_Assignment_: Output the data below exactly. Leave nothing out.
-- Data provided follows --
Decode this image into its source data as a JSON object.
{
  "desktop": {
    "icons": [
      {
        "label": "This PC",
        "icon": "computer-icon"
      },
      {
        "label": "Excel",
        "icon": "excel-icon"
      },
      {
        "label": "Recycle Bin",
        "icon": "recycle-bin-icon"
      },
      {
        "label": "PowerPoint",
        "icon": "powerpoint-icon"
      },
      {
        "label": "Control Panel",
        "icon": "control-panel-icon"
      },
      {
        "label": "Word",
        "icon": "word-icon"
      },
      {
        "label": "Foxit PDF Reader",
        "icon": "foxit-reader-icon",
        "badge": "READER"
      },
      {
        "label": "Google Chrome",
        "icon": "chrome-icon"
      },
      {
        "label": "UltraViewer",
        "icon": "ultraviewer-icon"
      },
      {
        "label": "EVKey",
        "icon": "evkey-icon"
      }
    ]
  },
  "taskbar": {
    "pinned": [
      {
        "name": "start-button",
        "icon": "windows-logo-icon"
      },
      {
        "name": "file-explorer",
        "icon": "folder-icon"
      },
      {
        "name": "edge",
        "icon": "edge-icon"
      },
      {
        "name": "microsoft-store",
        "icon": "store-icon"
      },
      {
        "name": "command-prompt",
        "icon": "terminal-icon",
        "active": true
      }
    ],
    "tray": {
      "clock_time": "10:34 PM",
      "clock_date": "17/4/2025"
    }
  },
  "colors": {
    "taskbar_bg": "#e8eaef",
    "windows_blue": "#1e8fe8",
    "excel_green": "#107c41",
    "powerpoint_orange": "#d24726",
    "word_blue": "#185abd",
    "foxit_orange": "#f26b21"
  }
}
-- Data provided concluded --
_The answer_:
Decode this image into its source data as a JSON object.
{
  "desktop": {
    "icons": [
      {
        "label": "This PC",
        "icon": "computer-icon"
      },
      {
        "label": "Excel",
        "icon": "excel-icon"
      },
      {
        "label": "Recycle Bin",
        "icon": "recycle-bin-icon"
      },
      {
        "label": "PowerPoint",
        "icon": "powerpoint-icon"
      },
      {
        "label": "Control Panel",
        "icon": "control-panel-icon"
      },
      {
        "label": "Word",
        "icon": "word-icon"
      },
      {
        "label": "Foxit PDF Reader",
        "icon": "foxit-reader-icon",
        "badge": "READER"
      },
      {
        "label": "Google Chrome",
        "icon": "chrome-icon"
      },
      {
        "label": "UltraViewer",
        "icon": "ultraviewer-icon"
      },
      {
        "label": "EVKey",
        "icon": "evkey-icon"
      }
    ]
  },
  "taskbar": {
    "pinned": [
      {
        "name": "start-button",
        "icon": "windows-logo-icon"
      },
      {
        "name": "file-explorer",
        "icon": "folder-icon"
      },
      {
        "name": "edge",
        "icon": "edge-icon"
      },
      {
        "name": "microsoft-store",
        "icon": "store-icon"
      },
      {
        "name": "command-prompt",
        "icon": "terminal-icon",
        "active": true
      }
    ],
    "tray": {
      "clock_time": "10:34 PM",
      "clock_date": "17/4/2025"
    }
  },
  "colors": {
    "taskbar_bg": "#e8eaef",
    "windows_blue": "#1e8fe8",
    "excel_green": "#107c41",
    "powerpoint_orange": "#d24726",
    "word_blue": "#185abd",
    "foxit_orange": "#f26b21"
  }
}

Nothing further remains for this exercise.